Element data from apps and pages:
^^^^
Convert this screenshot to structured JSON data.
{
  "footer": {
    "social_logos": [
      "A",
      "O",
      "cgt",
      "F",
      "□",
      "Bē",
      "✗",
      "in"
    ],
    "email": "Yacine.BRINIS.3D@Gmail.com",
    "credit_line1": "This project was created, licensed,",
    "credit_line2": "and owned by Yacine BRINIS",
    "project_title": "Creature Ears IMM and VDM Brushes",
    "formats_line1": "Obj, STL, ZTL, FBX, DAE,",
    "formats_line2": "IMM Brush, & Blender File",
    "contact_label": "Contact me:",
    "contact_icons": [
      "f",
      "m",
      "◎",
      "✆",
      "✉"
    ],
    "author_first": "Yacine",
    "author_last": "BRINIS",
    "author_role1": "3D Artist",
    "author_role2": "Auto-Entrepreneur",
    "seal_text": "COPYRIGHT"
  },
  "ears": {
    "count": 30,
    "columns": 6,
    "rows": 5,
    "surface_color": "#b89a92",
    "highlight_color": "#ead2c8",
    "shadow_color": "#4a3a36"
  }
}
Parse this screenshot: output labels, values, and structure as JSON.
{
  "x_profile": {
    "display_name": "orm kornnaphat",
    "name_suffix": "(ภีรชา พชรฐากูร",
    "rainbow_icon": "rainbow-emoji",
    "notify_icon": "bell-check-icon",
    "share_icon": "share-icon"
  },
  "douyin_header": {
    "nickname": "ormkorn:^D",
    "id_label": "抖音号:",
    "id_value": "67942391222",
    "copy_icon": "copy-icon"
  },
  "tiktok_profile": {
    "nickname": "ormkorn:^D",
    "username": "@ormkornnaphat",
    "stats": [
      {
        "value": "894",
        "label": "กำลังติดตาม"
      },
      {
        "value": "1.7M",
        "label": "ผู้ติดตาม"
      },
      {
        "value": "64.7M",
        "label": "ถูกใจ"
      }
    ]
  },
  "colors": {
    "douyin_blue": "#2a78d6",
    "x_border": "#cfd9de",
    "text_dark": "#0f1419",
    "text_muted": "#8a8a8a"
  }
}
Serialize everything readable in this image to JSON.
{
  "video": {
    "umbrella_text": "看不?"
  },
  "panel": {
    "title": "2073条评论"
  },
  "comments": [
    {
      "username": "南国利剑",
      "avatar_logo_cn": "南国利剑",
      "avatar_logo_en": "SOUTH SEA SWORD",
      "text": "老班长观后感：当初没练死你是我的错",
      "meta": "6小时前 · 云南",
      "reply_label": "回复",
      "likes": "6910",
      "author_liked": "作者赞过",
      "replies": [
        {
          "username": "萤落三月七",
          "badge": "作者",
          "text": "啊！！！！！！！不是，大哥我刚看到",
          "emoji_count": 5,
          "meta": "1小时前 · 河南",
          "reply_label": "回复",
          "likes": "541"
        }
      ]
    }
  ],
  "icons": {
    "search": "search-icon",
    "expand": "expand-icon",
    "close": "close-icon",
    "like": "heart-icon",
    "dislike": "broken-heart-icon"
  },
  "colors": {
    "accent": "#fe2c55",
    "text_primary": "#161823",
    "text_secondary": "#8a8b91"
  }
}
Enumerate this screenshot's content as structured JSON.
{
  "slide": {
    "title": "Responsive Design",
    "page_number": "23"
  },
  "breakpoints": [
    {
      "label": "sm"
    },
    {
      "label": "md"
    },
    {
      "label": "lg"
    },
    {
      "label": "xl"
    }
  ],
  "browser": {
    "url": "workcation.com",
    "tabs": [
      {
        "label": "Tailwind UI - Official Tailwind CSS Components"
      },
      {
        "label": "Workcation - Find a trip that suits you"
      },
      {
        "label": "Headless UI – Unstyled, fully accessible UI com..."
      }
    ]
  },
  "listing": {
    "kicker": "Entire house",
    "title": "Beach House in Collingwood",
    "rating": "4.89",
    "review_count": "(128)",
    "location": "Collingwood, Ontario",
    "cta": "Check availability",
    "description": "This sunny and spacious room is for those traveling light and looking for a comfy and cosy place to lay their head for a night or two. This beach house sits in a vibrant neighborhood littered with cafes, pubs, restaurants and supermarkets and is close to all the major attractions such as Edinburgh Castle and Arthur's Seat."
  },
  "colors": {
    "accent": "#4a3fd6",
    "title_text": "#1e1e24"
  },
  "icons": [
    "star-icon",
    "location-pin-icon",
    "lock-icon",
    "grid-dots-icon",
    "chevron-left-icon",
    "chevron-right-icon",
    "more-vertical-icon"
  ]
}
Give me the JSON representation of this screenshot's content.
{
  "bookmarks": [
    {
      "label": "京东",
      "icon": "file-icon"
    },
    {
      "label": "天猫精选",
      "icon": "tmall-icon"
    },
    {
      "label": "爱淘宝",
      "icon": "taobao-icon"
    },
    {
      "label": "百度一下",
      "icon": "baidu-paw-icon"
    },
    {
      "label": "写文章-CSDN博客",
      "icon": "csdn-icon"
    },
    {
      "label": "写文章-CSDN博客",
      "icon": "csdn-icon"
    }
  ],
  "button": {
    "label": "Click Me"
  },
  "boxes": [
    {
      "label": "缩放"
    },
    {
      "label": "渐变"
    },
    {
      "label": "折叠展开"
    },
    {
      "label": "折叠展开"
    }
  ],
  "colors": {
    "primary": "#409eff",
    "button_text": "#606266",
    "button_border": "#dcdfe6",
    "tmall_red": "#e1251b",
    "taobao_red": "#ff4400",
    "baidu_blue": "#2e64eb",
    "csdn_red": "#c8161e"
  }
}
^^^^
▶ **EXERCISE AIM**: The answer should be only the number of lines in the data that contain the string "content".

▶ **RESULT OF THIS TASK**: 2